> [Requirement]
Each line of the records must appear in your answer exactly, with no pictures.

START Material for this task

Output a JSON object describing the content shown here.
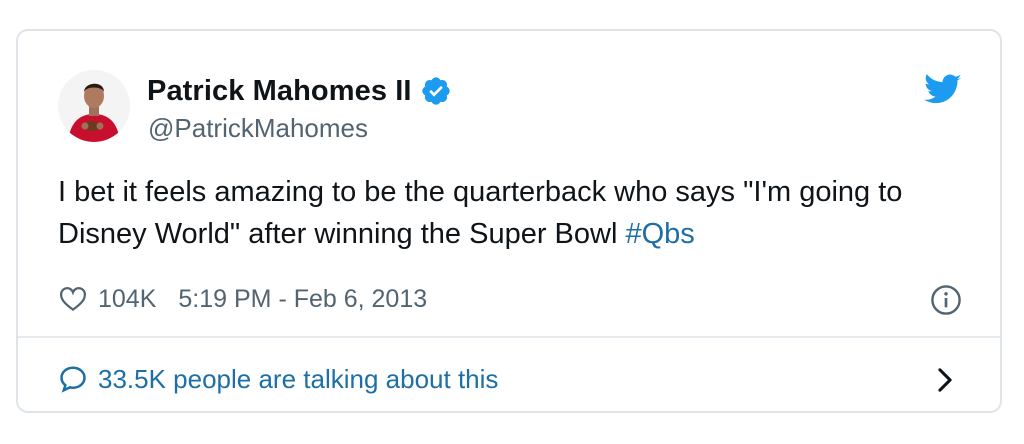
{
  "tweet": {
    "author": {
      "name": "Patrick Mahomes II",
      "handle": "@PatrickMahomes",
      "verified": true,
      "avatar_icon": "profile-photo"
    },
    "text_main": "I bet it feels amazing to be the quarterback who says \"I'm going to Disney World\" after winning the Super Bowl ",
    "hashtag": "#Qbs",
    "likes": "104K",
    "timestamp": "5:19 PM - Feb 6, 2013",
    "conversation": "33.5K people are talking about this",
    "icons": {
      "logo": "twitter-bird-icon",
      "like": "heart-icon",
      "info": "info-icon",
      "reply": "speech-bubble-icon",
      "more": "chevron-right-icon"
    },
    "colors": {
      "brand": "#1d9bf0",
      "link": "#1d6fa5",
      "text": "#0f1419",
      "secondary": "#536471"
    }
  }
}
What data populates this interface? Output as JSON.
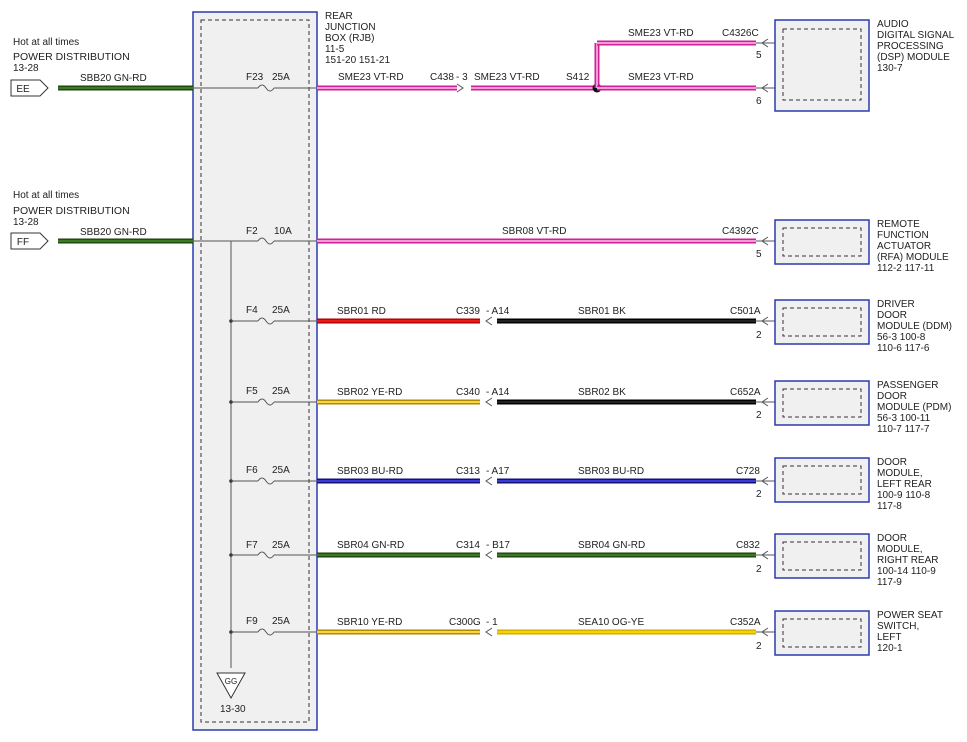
{
  "palette": {
    "vt_rd_main": "#ee66cc",
    "vt_rd_edge": "#cc2299",
    "gn_rd_main": "#2a5e16",
    "gn_rd_edge": "#1a3d0c",
    "rd_main": "#dd1111",
    "bk_main": "#111111",
    "ye_rd_main": "#f0c400",
    "ye_rd_edge": "#b08a00",
    "bu_rd_main": "#2222bb",
    "bu_rd_edge": "#111177",
    "og_ye_main": "#f5d000",
    "og_ye_edge": "#c9a800",
    "box_blue": "#2b3bb0"
  },
  "sources": [
    {
      "key": "ee",
      "hot": "Hot at all times",
      "name": "POWER DISTRIBUTION",
      "ref": "13-28",
      "connector": "EE",
      "wire": "SBB20  GN-RD"
    },
    {
      "key": "ff",
      "hot": "Hot at all times",
      "name": "POWER DISTRIBUTION",
      "ref": "13-28",
      "connector": "FF",
      "wire": "SBB20  GN-RD"
    }
  ],
  "rjb": {
    "title_lines": [
      "REAR",
      "JUNCTION",
      "BOX (RJB)",
      "11-5",
      "151-20  151-21"
    ],
    "ground_label": "GG",
    "ground_ref": "13-30"
  },
  "fuses": [
    {
      "id": "F23",
      "rating": "25A"
    },
    {
      "id": "F2",
      "rating": "10A"
    },
    {
      "id": "F4",
      "rating": "25A"
    },
    {
      "id": "F5",
      "rating": "25A"
    },
    {
      "id": "F6",
      "rating": "25A"
    },
    {
      "id": "F7",
      "rating": "25A"
    },
    {
      "id": "F9",
      "rating": "25A"
    }
  ],
  "dsp": {
    "wire_rjb": "SME23  VT-RD",
    "inline_conn": "C438",
    "inline_pin": "- 3",
    "wire_mid": "SME23  VT-RD",
    "splice": "S412",
    "wire_top": "SME23  VT-RD",
    "wire_bottom": "SME23  VT-RD",
    "module_conn": "C4326C",
    "pin_top": "5",
    "pin_bottom": "6",
    "module_lines": [
      "AUDIO",
      "DIGITAL SIGNAL",
      "PROCESSING",
      "(DSP) MODULE",
      "130-7"
    ]
  },
  "rfa": {
    "wire": "SBR08  VT-RD",
    "module_conn": "C4392C",
    "pin": "5",
    "module_lines": [
      "REMOTE",
      "FUNCTION",
      "ACTUATOR",
      "(RFA) MODULE",
      "112-2    117-11"
    ]
  },
  "circuits": [
    {
      "wire_left": "SBR01  RD",
      "inline_conn": "C339",
      "inline_pin": "- A14",
      "wire_right": "SBR01  BK",
      "module_conn": "C501A",
      "pin": "2",
      "module_lines": [
        "DRIVER",
        "DOOR",
        "MODULE (DDM)",
        "56-3     100-8",
        "110-6   117-6"
      ]
    },
    {
      "wire_left": "SBR02  YE-RD",
      "inline_conn": "C340",
      "inline_pin": "- A14",
      "wire_right": "SBR02  BK",
      "module_conn": "C652A",
      "pin": "2",
      "module_lines": [
        "PASSENGER",
        "DOOR",
        "MODULE (PDM)",
        "56-3     100-11",
        "110-7   117-7"
      ]
    },
    {
      "wire_left": "SBR03  BU-RD",
      "inline_conn": "C313",
      "inline_pin": "- A17",
      "wire_right": "SBR03  BU-RD",
      "module_conn": "C728",
      "pin": "2",
      "module_lines": [
        "DOOR",
        "MODULE,",
        "LEFT REAR",
        "100-9    110-8",
        "117-8"
      ]
    },
    {
      "wire_left": "SBR04  GN-RD",
      "inline_conn": "C314",
      "inline_pin": "- B17",
      "wire_right": "SBR04  GN-RD",
      "module_conn": "C832",
      "pin": "2",
      "module_lines": [
        "DOOR",
        "MODULE,",
        "RIGHT REAR",
        "100-14    110-9",
        "117-9"
      ]
    },
    {
      "wire_left": "SBR10  YE-RD",
      "inline_conn": "C300G",
      "inline_pin": "- 1",
      "wire_right": "SEA10  OG-YE",
      "module_conn": "C352A",
      "pin": "2",
      "module_lines": [
        "POWER SEAT",
        "SWITCH,",
        "LEFT",
        "120-1"
      ]
    }
  ]
}
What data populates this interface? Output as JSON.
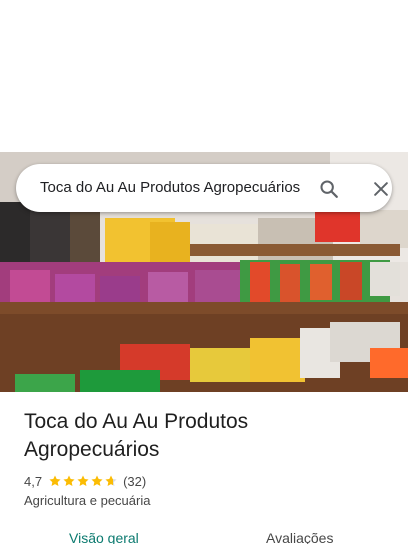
{
  "search": {
    "query": "Toca do Au Au Produtos Agropecuários"
  },
  "place": {
    "title": "Toca do Au Au Produtos Agropecuários",
    "rating": "4,7",
    "rating_value": 4.7,
    "review_count": "(32)",
    "category": "Agricultura e pecuária"
  },
  "tabs": [
    {
      "label": "Visão geral",
      "active": true
    },
    {
      "label": "Avaliações",
      "active": false
    }
  ],
  "colors": {
    "accent": "#0b7a6f",
    "star": "#fbbc04"
  }
}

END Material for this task

> [Your response]
Output a JSON object describing the content shown here.
{
  "tweet": {
    "author": {
      "name": "Patrick Mahomes II",
      "handle": "@PatrickMahomes",
      "verified": true,
      "avatar_icon": "profile-photo"
    },
    "text_main": "I bet it feels amazing to be the quarterback who says \"I'm going to Disney World\" after winning the Super Bowl ",
    "hashtag": "#Qbs",
    "likes": "104K",
    "timestamp": "5:19 PM - Feb 6, 2013",
    "conversation": "33.5K people are talking about this",
    "icons": {
      "logo": "twitter-bird-icon",
      "like": "heart-icon",
      "info": "info-icon",
      "reply": "speech-bubble-icon",
      "more": "chevron-right-icon"
    },
    "colors": {
      "brand": "#1d9bf0",
      "link": "#1d6fa5",
      "text": "#0f1419",
      "secondary": "#536471"
    }
  }
}
What data populates this interface? Output as JSON.
{
  "palette": {
    "vt_rd_main": "#ee66cc",
    "vt_rd_edge": "#cc2299",
    "gn_rd_main": "#2a5e16",
    "gn_rd_edge": "#1a3d0c",
    "rd_main": "#dd1111",
    "bk_main": "#111111",
    "ye_rd_main": "#f0c400",
    "ye_rd_edge": "#b08a00",
    "bu_rd_main": "#2222bb",
    "bu_rd_edge": "#111177",
    "og_ye_main": "#f5d000",
    "og_ye_edge": "#c9a800",
    "box_blue": "#2b3bb0"
  },
  "sources": [
    {
      "key": "ee",
      "hot": "Hot at all times",
      "name": "POWER DISTRIBUTION",
      "ref": "13-28",
      "connector": "EE",
      "wire": "SBB20  GN-RD"
    },
    {
      "key": "ff",
      "hot": "Hot at all times",
      "name": "POWER DISTRIBUTION",
      "ref": "13-28",
      "connector": "FF",
      "wire": "SBB20  GN-RD"
    }
  ],
  "rjb": {
    "title_lines": [
      "REAR",
      "JUNCTION",
      "BOX (RJB)",
      "11-5",
      "151-20  151-21"
    ],
    "ground_label": "GG",
    "ground_ref": "13-30"
  },
  "fuses": [
    {
      "id": "F23",
      "rating": "25A"
    },
    {
      "id": "F2",
      "rating": "10A"
    },
    {
      "id": "F4",
      "rating": "25A"
    },
    {
      "id": "F5",
      "rating": "25A"
    },
    {
      "id": "F6",
      "rating": "25A"
    },
    {
      "id": "F7",
      "rating": "25A"
    },
    {
      "id": "F9",
      "rating": "25A"
    }
  ],
  "dsp": {
    "wire_rjb": "SME23  VT-RD",
    "inline_conn": "C438",
    "inline_pin": "- 3",
    "wire_mid": "SME23  VT-RD",
    "splice": "S412",
    "wire_top": "SME23  VT-RD",
    "wire_bottom": "SME23  VT-RD",
    "module_conn": "C4326C",
    "pin_top": "5",
    "pin_bottom": "6",
    "module_lines": [
      "AUDIO",
      "DIGITAL SIGNAL",
      "PROCESSING",
      "(DSP) MODULE",
      "130-7"
    ]
  },
  "rfa": {
    "wire": "SBR08  VT-RD",
    "module_conn": "C4392C",
    "pin": "5",
    "module_lines": [
      "REMOTE",
      "FUNCTION",
      "ACTUATOR",
      "(RFA) MODULE",
      "112-2    117-11"
    ]
  },
  "circuits": [
    {
      "wire_left": "SBR01  RD",
      "inline_conn": "C339",
      "inline_pin": "- A14",
      "wire_right": "SBR01  BK",
      "module_conn": "C501A",
      "pin": "2",
      "module_lines": [
        "DRIVER",
        "DOOR",
        "MODULE (DDM)",
        "56-3     100-8",
        "110-6   117-6"
      ]
    },
    {
      "wire_left": "SBR02  YE-RD",
      "inline_conn": "C340",
      "inline_pin": "- A14",
      "wire_right": "SBR02  BK",
      "module_conn": "C652A",
      "pin": "2",
      "module_lines": [
        "PASSENGER",
        "DOOR",
        "MODULE (PDM)",
        "56-3     100-11",
        "110-7   117-7"
      ]
    },
    {
      "wire_left": "SBR03  BU-RD",
      "inline_conn": "C313",
      "inline_pin": "- A17",
      "wire_right": "SBR03  BU-RD",
      "module_conn": "C728",
      "pin": "2",
      "module_lines": [
        "DOOR",
        "MODULE,",
        "LEFT REAR",
        "100-9    110-8",
        "117-8"
      ]
    },
    {
      "wire_left": "SBR04  GN-RD",
      "inline_conn": "C314",
      "inline_pin": "- B17",
      "wire_right": "SBR04  GN-RD",
      "module_conn": "C832",
      "pin": "2",
      "module_lines": [
        "DOOR",
        "MODULE,",
        "RIGHT REAR",
        "100-14    110-9",
        "117-9"
      ]
    },
    {
      "wire_left": "SBR10  YE-RD",
      "inline_conn": "C300G",
      "inline_pin": "- 1",
      "wire_right": "SEA10  OG-YE",
      "module_conn": "C352A",
      "pin": "2",
      "module_lines": [
        "POWER SEAT",
        "SWITCH,",
        "LEFT",
        "120-1"
      ]
    }
  ]
}
What data populates this interface? Output as JSON.
{
  "search": {
    "query": "Toca do Au Au Produtos Agropecuários"
  },
  "place": {
    "title": "Toca do Au Au Produtos Agropecuários",
    "rating": "4,7",
    "rating_value": 4.7,
    "review_count": "(32)",
    "category": "Agricultura e pecuária"
  },
  "tabs": [
    {
      "label": "Visão geral",
      "active": true
    },
    {
      "label": "Avaliações",
      "active": false
    }
  ],
  "colors": {
    "accent": "#0b7a6f",
    "star": "#fbbc04"
  }
}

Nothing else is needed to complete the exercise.